Element data from apps and pages:
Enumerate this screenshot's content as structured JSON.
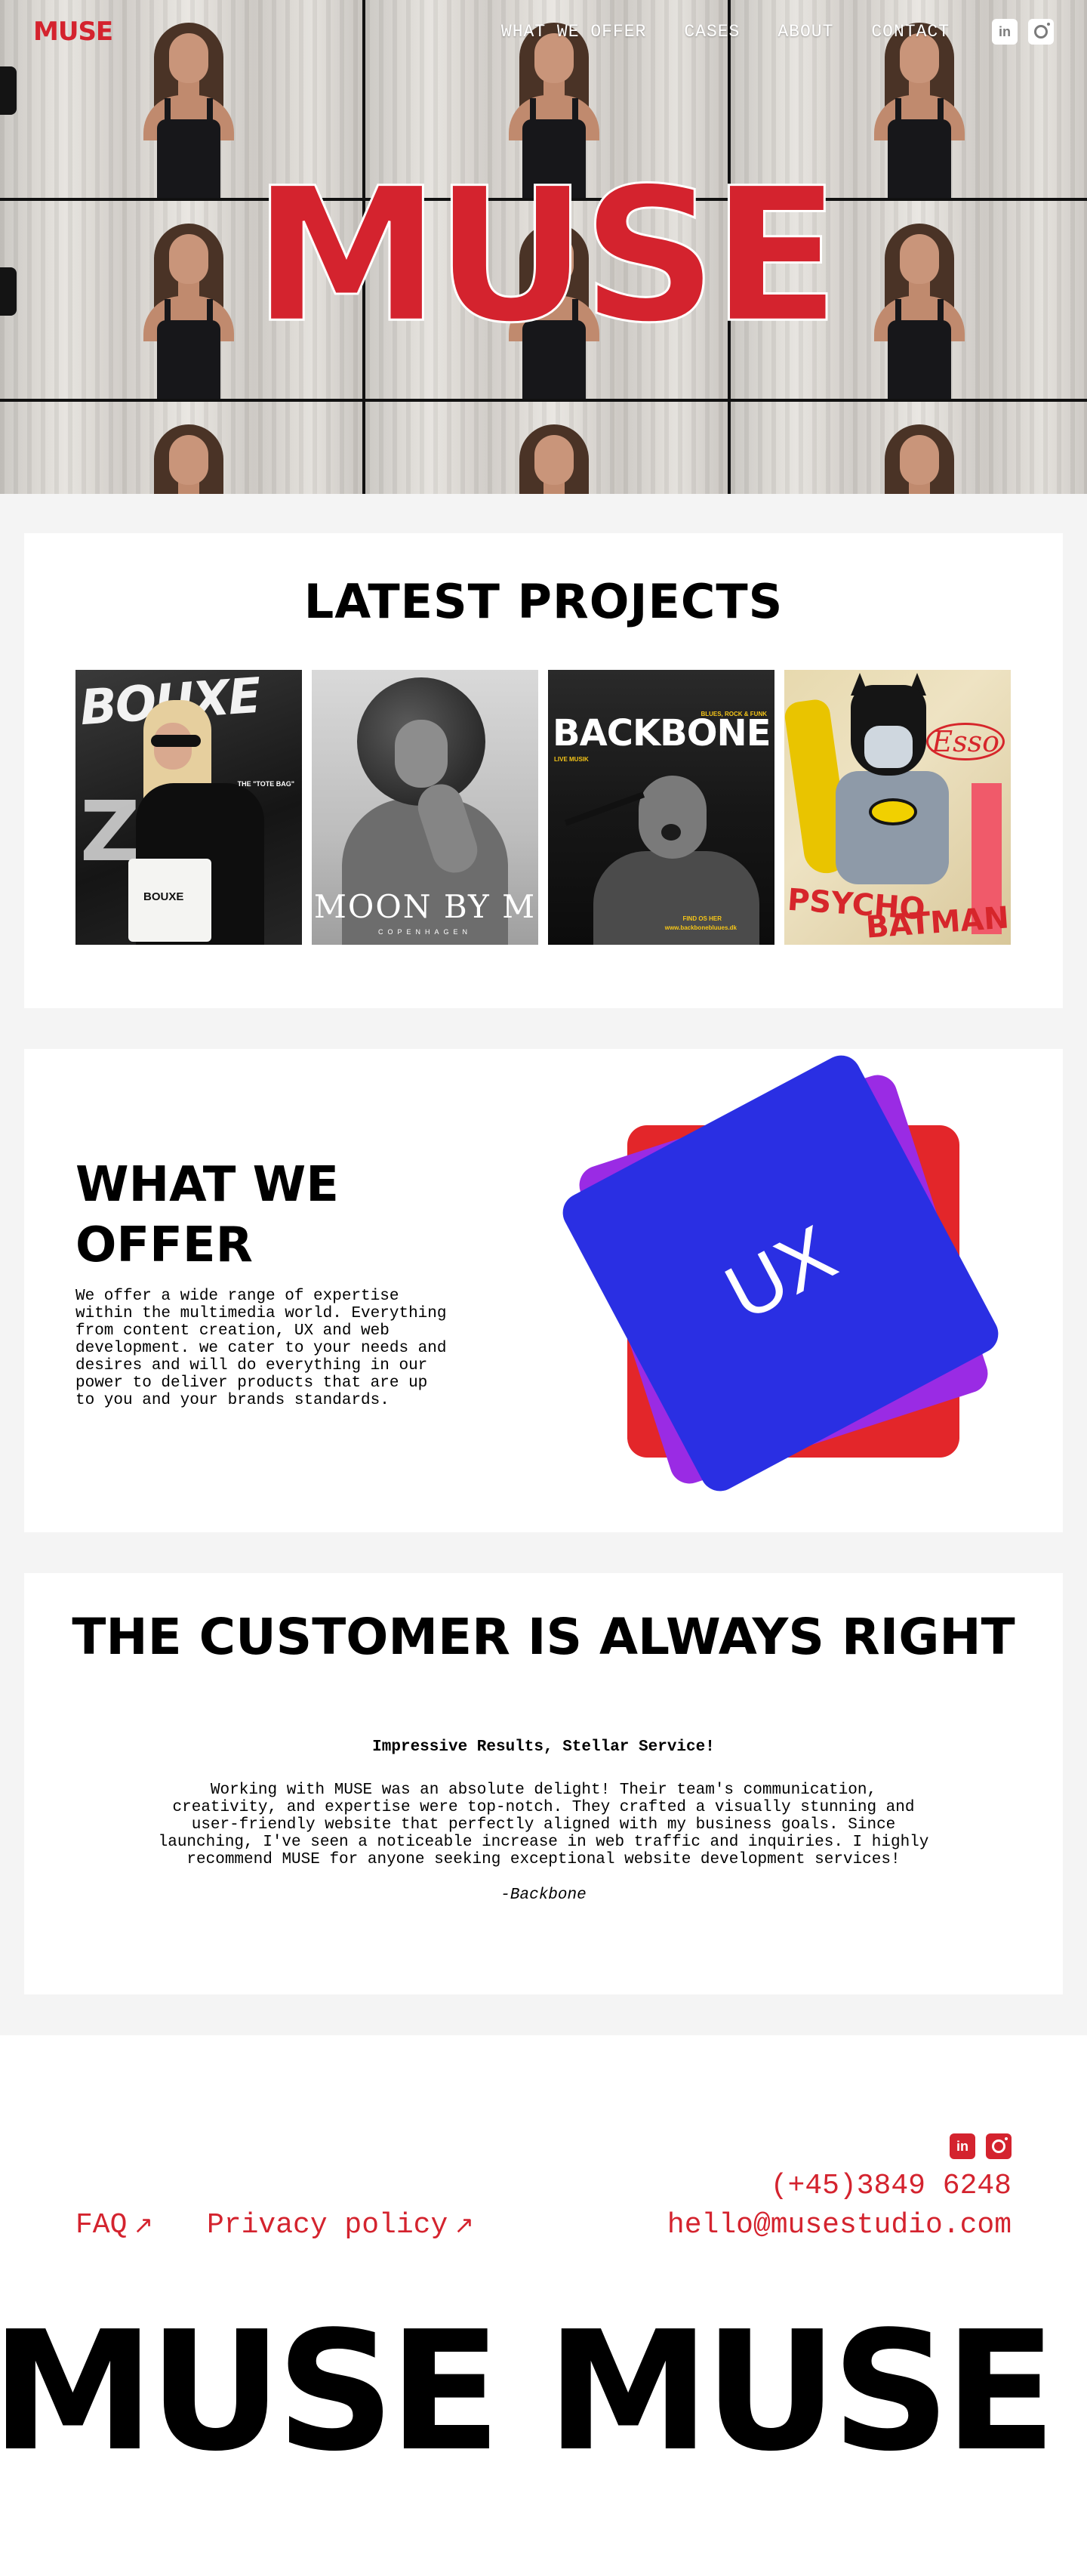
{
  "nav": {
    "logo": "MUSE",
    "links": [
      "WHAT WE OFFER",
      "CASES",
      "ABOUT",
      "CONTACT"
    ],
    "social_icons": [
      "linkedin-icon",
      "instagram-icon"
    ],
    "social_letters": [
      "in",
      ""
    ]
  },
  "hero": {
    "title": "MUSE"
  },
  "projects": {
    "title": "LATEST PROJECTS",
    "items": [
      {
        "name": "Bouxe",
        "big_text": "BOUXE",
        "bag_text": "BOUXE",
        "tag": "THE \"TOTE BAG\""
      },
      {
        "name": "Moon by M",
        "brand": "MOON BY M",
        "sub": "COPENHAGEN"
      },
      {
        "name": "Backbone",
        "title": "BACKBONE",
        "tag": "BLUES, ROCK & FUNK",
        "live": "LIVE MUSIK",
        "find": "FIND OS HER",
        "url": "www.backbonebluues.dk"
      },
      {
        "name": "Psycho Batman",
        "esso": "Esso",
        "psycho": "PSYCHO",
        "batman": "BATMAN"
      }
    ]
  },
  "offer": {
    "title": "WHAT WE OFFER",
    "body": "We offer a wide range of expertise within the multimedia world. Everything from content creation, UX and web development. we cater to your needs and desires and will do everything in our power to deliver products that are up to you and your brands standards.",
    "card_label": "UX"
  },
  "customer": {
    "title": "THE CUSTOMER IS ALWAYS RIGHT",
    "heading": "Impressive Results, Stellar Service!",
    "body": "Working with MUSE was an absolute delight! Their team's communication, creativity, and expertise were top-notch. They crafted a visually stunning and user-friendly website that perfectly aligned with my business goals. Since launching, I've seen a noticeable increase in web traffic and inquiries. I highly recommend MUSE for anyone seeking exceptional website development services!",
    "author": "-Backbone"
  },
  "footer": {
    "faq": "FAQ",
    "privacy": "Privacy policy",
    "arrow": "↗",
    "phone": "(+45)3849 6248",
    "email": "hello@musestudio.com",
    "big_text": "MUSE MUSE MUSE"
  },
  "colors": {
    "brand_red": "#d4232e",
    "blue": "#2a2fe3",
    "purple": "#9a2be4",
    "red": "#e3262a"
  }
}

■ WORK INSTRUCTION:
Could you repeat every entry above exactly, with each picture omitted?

■ ANSWER BELOW:
Enumerate this screenshot's content as structured JSON.
{
  "nav": {
    "logo": "MUSE",
    "links": [
      "WHAT WE OFFER",
      "CASES",
      "ABOUT",
      "CONTACT"
    ],
    "social_icons": [
      "linkedin-icon",
      "instagram-icon"
    ],
    "social_letters": [
      "in",
      ""
    ]
  },
  "hero": {
    "title": "MUSE"
  },
  "projects": {
    "title": "LATEST PROJECTS",
    "items": [
      {
        "name": "Bouxe",
        "big_text": "BOUXE",
        "bag_text": "BOUXE",
        "tag": "THE \"TOTE BAG\""
      },
      {
        "name": "Moon by M",
        "brand": "MOON BY M",
        "sub": "COPENHAGEN"
      },
      {
        "name": "Backbone",
        "title": "BACKBONE",
        "tag": "BLUES, ROCK & FUNK",
        "live": "LIVE MUSIK",
        "find": "FIND OS HER",
        "url": "www.backbonebluues.dk"
      },
      {
        "name": "Psycho Batman",
        "esso": "Esso",
        "psycho": "PSYCHO",
        "batman": "BATMAN"
      }
    ]
  },
  "offer": {
    "title": "WHAT WE OFFER",
    "body": "We offer a wide range of expertise within the multimedia world. Everything from content creation, UX and web development. we cater to your needs and desires and will do everything in our power to deliver products that are up to you and your brands standards.",
    "card_label": "UX"
  },
  "customer": {
    "title": "THE CUSTOMER IS ALWAYS RIGHT",
    "heading": "Impressive Results, Stellar Service!",
    "body": "Working with MUSE was an absolute delight! Their team's communication, creativity, and expertise were top-notch. They crafted a visually stunning and user-friendly website that perfectly aligned with my business goals. Since launching, I've seen a noticeable increase in web traffic and inquiries. I highly recommend MUSE for anyone seeking exceptional website development services!",
    "author": "-Backbone"
  },
  "footer": {
    "faq": "FAQ",
    "privacy": "Privacy policy",
    "arrow": "↗",
    "phone": "(+45)3849 6248",
    "email": "hello@musestudio.com",
    "big_text": "MUSE MUSE MUSE"
  },
  "colors": {
    "brand_red": "#d4232e",
    "blue": "#2a2fe3",
    "purple": "#9a2be4",
    "red": "#e3262a"
  }
}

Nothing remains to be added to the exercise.